[Interface dataset entries]
============================================================

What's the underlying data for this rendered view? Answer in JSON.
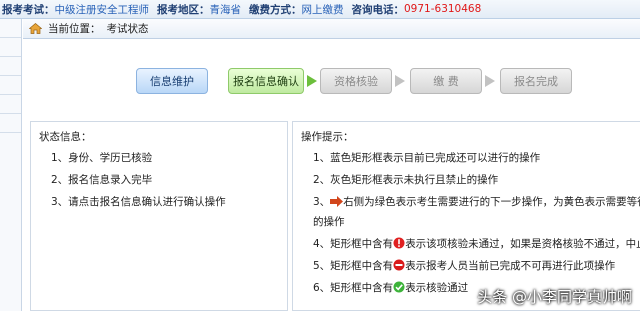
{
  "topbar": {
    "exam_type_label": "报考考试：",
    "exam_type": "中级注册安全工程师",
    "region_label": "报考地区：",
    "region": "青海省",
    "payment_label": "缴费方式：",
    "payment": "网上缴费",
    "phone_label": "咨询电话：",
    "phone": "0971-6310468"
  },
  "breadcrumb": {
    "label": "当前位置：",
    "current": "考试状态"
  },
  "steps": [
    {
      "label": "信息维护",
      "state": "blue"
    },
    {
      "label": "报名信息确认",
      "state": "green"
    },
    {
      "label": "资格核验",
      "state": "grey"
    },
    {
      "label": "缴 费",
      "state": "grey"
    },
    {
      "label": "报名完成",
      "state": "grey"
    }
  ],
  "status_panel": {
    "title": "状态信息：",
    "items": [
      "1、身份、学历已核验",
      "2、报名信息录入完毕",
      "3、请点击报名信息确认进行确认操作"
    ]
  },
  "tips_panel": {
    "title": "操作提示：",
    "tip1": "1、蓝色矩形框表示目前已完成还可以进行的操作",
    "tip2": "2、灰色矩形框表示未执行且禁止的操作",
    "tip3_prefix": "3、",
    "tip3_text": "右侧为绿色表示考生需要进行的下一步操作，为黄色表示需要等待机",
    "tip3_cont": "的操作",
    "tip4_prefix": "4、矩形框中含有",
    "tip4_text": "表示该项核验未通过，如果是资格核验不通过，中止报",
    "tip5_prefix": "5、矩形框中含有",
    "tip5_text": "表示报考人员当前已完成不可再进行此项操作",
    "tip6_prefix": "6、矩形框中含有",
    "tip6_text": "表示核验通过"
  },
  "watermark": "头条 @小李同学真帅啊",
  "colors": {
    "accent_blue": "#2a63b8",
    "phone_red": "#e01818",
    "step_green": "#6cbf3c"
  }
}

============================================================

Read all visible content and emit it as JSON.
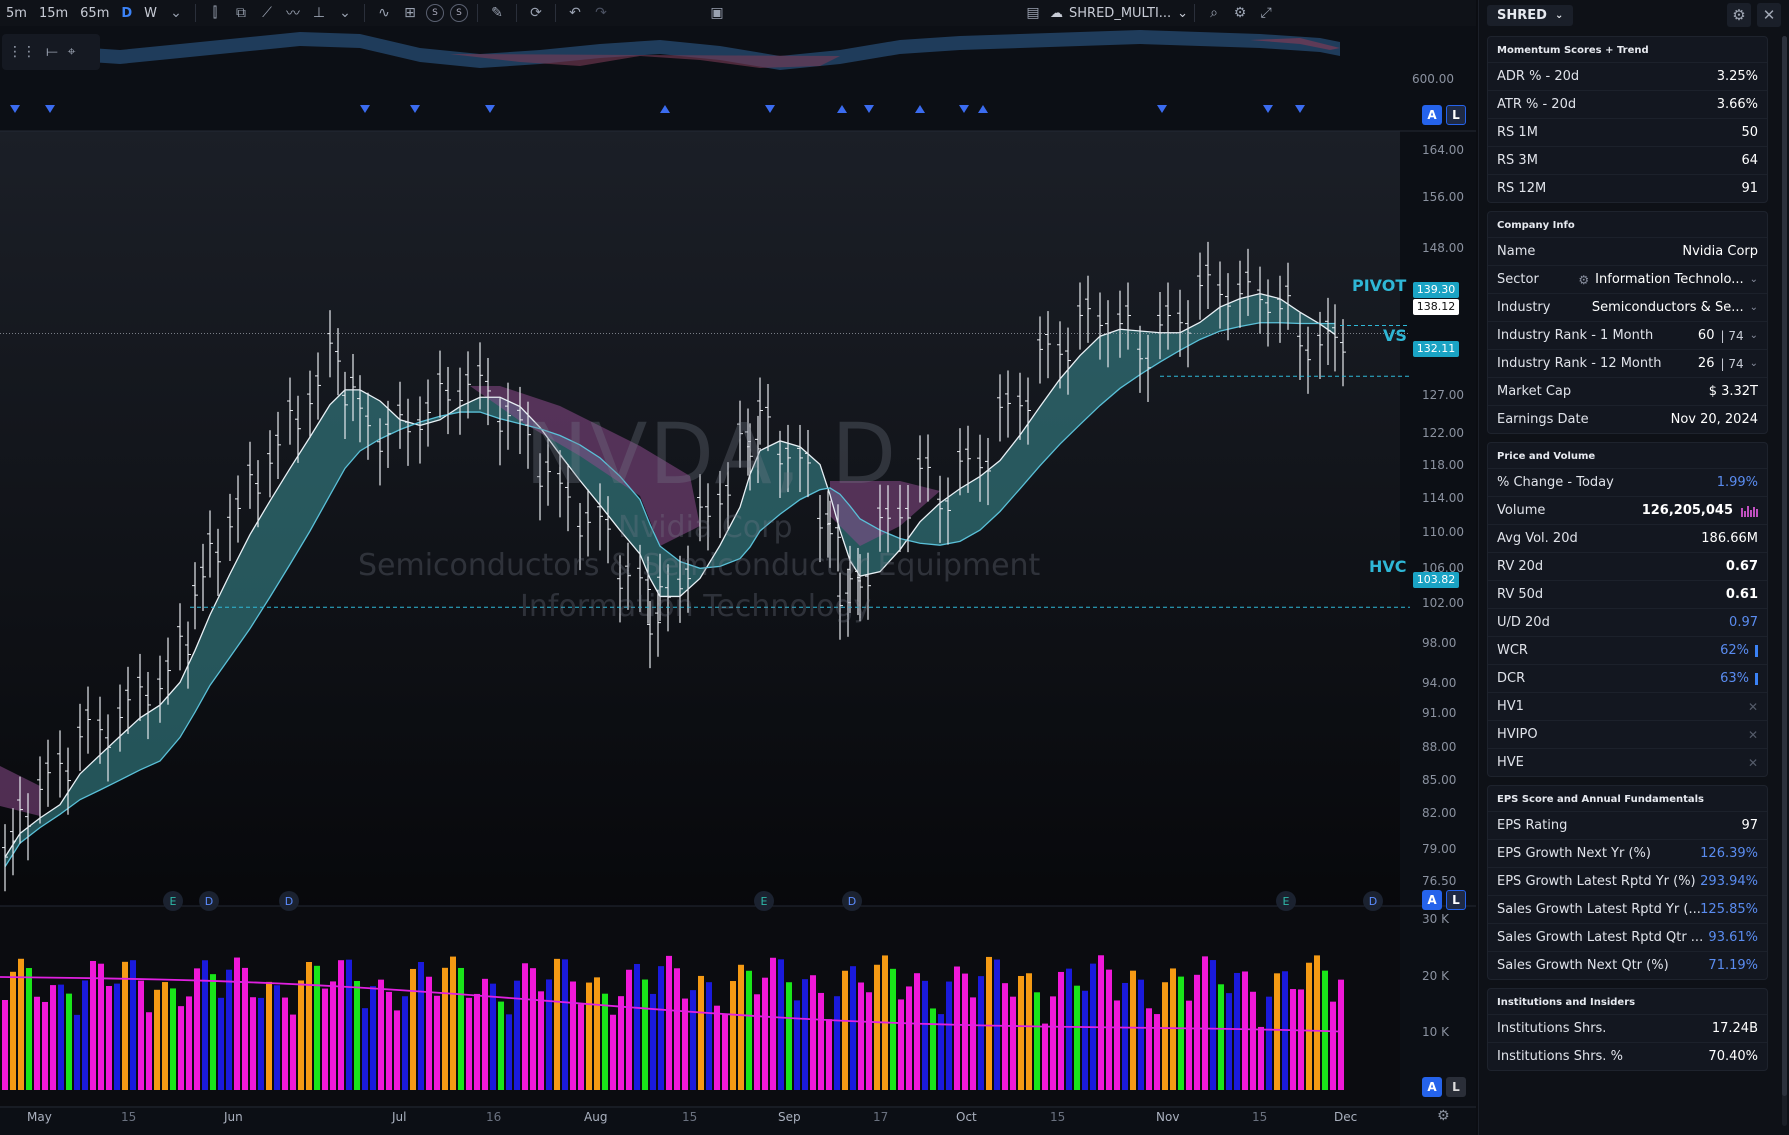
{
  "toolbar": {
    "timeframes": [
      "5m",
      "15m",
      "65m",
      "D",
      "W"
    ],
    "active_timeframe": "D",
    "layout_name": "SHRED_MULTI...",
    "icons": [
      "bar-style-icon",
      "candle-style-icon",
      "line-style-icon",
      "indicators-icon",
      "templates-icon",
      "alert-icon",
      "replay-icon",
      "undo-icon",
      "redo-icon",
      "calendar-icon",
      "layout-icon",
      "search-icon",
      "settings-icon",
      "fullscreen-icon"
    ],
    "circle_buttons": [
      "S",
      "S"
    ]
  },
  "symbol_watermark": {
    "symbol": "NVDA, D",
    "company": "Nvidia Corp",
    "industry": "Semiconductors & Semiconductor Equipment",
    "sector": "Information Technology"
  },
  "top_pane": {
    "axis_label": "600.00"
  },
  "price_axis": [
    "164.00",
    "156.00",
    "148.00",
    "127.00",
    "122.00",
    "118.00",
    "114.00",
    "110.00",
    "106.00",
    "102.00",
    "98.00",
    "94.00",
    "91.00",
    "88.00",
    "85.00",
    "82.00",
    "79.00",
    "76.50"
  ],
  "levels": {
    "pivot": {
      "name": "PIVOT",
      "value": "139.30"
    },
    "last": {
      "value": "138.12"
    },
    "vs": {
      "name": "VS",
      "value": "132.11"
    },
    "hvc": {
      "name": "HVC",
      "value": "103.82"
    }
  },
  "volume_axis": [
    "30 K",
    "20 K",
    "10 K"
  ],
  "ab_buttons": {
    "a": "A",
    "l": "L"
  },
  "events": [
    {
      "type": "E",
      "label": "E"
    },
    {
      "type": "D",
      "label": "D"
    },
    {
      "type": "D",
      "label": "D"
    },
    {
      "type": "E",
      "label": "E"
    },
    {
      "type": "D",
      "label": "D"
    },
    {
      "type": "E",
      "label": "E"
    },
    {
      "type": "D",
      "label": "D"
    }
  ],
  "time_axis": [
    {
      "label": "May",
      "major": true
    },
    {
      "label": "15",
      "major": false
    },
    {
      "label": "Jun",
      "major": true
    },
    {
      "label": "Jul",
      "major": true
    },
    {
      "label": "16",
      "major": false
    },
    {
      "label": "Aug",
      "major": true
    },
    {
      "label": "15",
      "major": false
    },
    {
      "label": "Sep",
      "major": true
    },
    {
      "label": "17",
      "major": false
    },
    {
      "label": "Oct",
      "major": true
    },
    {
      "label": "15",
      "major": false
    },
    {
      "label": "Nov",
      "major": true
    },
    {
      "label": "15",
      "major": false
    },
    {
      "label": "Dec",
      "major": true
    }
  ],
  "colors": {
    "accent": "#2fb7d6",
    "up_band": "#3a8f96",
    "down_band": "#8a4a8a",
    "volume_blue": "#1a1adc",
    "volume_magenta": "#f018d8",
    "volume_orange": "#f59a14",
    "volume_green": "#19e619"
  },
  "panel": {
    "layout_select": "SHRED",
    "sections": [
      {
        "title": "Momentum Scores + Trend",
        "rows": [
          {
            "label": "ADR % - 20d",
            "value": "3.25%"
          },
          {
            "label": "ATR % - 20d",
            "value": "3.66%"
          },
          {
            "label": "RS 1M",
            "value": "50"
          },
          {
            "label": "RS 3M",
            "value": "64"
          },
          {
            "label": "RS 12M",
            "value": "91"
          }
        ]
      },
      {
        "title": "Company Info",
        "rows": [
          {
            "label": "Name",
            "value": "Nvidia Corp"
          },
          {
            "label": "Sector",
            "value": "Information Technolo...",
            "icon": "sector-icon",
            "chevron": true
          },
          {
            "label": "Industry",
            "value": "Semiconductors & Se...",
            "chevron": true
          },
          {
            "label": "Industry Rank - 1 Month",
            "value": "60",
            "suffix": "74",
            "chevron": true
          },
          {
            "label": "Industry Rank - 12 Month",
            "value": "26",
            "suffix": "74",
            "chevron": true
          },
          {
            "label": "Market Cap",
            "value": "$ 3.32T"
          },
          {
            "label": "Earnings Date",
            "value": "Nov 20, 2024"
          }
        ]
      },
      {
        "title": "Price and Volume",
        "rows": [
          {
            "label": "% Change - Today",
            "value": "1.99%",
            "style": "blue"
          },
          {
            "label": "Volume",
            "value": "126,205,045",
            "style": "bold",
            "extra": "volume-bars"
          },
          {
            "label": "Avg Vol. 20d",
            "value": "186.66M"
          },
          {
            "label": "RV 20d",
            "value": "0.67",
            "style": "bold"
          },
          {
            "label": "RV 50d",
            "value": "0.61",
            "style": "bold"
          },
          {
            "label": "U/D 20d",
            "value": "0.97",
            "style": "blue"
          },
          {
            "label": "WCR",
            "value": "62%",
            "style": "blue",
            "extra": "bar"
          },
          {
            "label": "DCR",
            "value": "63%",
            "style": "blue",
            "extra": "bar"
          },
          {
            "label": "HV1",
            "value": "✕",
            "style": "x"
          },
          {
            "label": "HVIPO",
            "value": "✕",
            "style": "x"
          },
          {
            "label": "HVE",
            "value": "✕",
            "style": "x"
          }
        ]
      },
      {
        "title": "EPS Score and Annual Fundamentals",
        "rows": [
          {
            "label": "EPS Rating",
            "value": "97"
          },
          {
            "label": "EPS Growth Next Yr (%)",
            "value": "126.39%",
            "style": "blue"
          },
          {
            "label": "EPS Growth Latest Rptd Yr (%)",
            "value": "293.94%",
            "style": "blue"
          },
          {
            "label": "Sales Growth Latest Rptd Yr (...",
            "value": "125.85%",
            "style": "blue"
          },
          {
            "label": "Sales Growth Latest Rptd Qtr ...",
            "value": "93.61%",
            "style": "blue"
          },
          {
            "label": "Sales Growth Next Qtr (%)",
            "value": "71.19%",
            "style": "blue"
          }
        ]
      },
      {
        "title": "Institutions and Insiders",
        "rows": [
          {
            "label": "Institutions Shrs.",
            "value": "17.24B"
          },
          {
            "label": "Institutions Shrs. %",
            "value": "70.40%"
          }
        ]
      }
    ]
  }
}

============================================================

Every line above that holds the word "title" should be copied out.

§ **Output**:
    "title": "状态信息：",
    "title": "操作提示：",
        "title": "Momentum Scores + Trend",
        "title": "Company Info",
        "title": "Price and Volume",
        "title": "EPS Score and Annual Fundamentals",
        "title": "Institutions and Insiders",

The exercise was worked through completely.